▶ _EXERCISE MATERIALS_:
%%

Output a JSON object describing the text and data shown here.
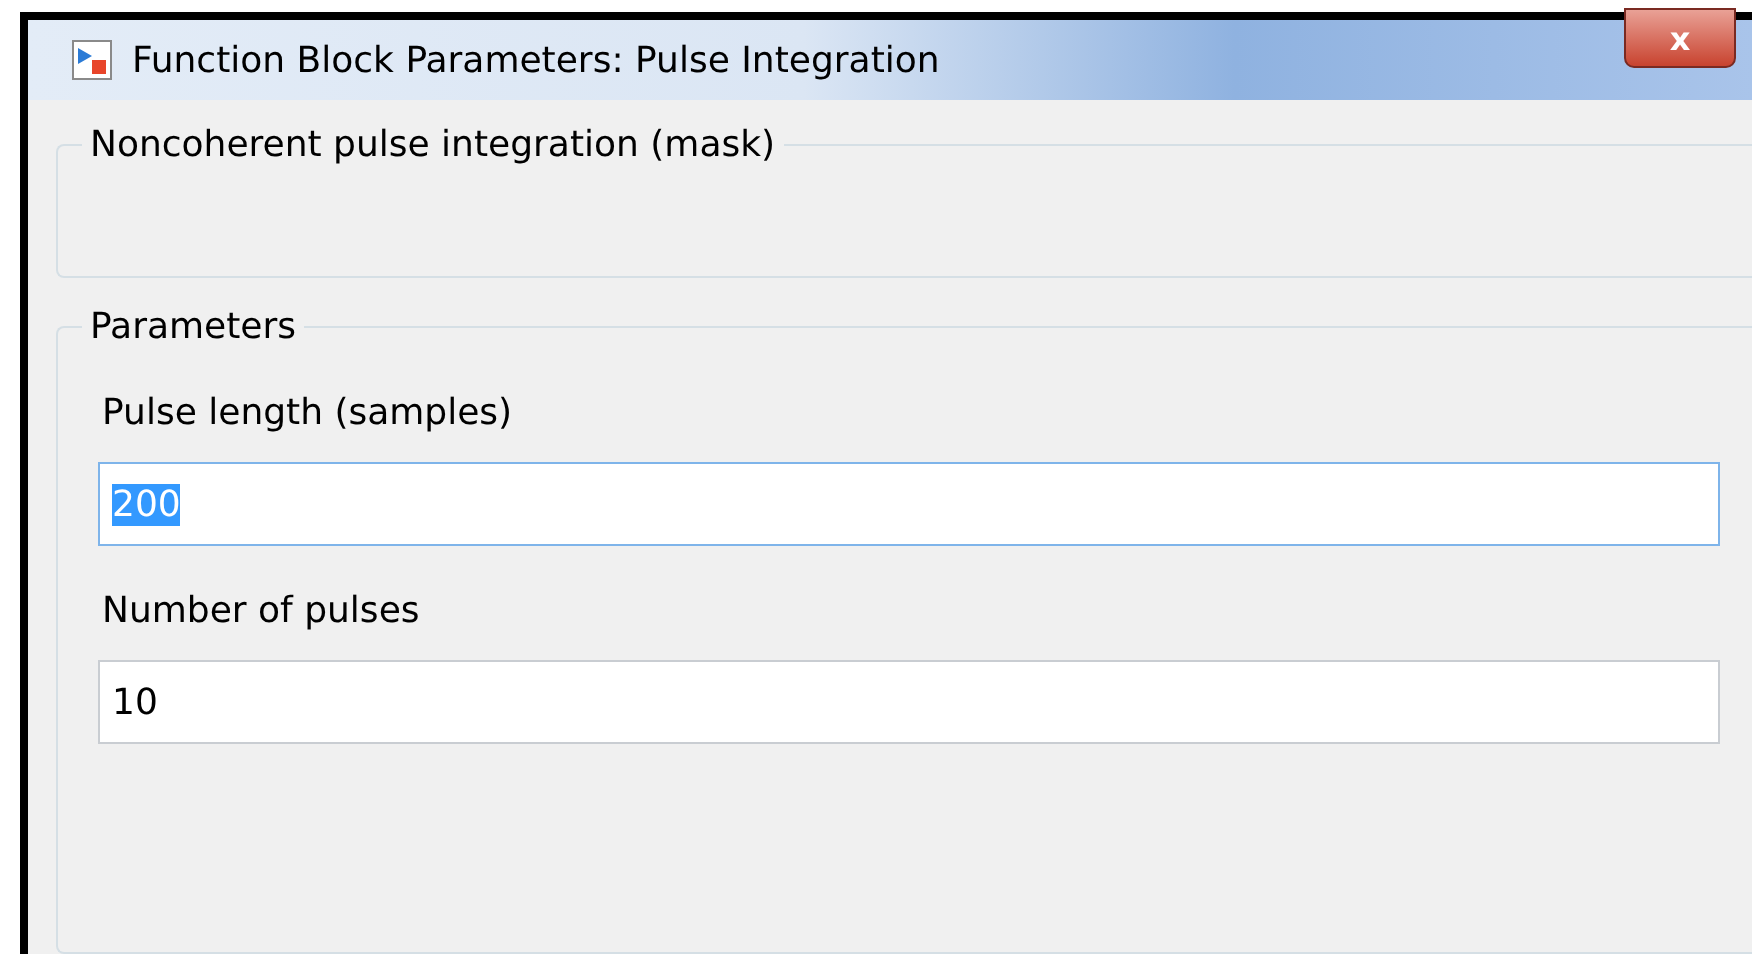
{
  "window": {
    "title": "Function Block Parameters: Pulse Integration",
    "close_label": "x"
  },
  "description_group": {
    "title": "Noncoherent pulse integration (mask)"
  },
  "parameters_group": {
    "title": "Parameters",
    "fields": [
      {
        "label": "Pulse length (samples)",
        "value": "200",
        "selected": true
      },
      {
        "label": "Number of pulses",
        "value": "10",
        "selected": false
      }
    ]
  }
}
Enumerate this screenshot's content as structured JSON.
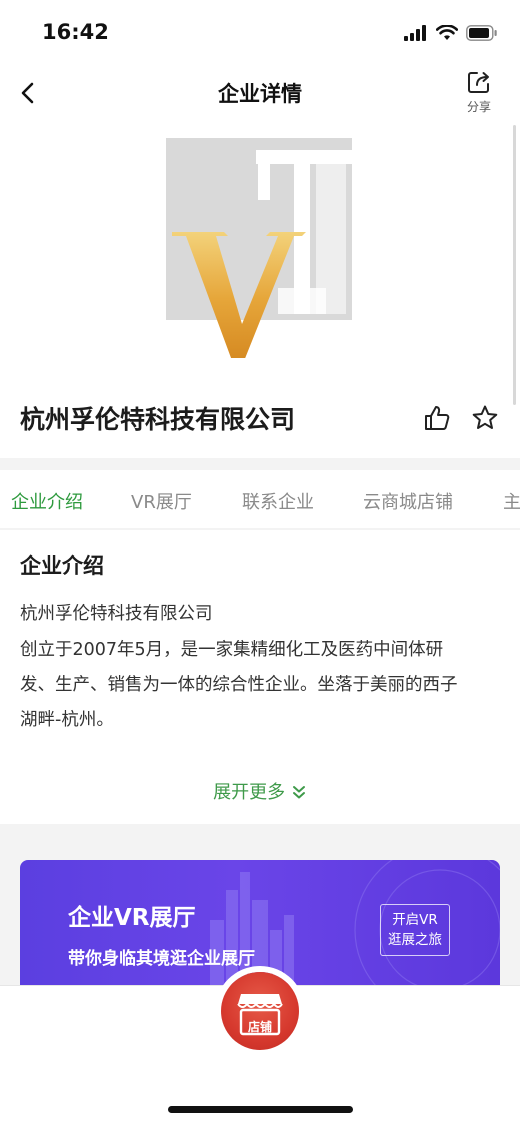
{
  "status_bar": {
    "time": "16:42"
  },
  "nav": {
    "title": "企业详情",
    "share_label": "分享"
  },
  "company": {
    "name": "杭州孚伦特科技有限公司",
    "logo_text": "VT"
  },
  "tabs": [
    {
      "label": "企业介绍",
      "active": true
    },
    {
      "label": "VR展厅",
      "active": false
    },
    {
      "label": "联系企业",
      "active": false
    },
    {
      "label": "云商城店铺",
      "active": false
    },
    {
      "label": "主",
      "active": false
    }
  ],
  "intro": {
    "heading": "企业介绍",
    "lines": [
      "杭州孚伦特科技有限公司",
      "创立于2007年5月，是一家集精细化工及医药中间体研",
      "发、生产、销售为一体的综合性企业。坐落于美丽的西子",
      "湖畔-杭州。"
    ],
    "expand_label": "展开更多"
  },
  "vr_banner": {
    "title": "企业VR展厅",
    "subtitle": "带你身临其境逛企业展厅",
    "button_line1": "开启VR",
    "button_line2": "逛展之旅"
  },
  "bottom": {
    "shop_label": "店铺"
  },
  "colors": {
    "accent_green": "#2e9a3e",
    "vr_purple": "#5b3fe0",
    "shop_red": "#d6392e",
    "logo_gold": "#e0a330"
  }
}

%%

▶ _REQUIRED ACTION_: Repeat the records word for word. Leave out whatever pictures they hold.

▶ _RESPONSE FOR THIS EXERCISE_:
Output a JSON object describing the text and data shown here.
{
  "window": {
    "title": "Function Block Parameters: Pulse Integration",
    "close_label": "x"
  },
  "description_group": {
    "title": "Noncoherent pulse integration (mask)"
  },
  "parameters_group": {
    "title": "Parameters",
    "fields": [
      {
        "label": "Pulse length (samples)",
        "value": "200",
        "selected": true
      },
      {
        "label": "Number of pulses",
        "value": "10",
        "selected": false
      }
    ]
  }
}
Enumerate this screenshot's content as structured JSON.
{
  "status_bar": {
    "time": "16:42"
  },
  "nav": {
    "title": "企业详情",
    "share_label": "分享"
  },
  "company": {
    "name": "杭州孚伦特科技有限公司",
    "logo_text": "VT"
  },
  "tabs": [
    {
      "label": "企业介绍",
      "active": true
    },
    {
      "label": "VR展厅",
      "active": false
    },
    {
      "label": "联系企业",
      "active": false
    },
    {
      "label": "云商城店铺",
      "active": false
    },
    {
      "label": "主",
      "active": false
    }
  ],
  "intro": {
    "heading": "企业介绍",
    "lines": [
      "杭州孚伦特科技有限公司",
      "创立于2007年5月，是一家集精细化工及医药中间体研",
      "发、生产、销售为一体的综合性企业。坐落于美丽的西子",
      "湖畔-杭州。"
    ],
    "expand_label": "展开更多"
  },
  "vr_banner": {
    "title": "企业VR展厅",
    "subtitle": "带你身临其境逛企业展厅",
    "button_line1": "开启VR",
    "button_line2": "逛展之旅"
  },
  "bottom": {
    "shop_label": "店铺"
  },
  "colors": {
    "accent_green": "#2e9a3e",
    "vr_purple": "#5b3fe0",
    "shop_red": "#d6392e",
    "logo_gold": "#e0a330"
  }
}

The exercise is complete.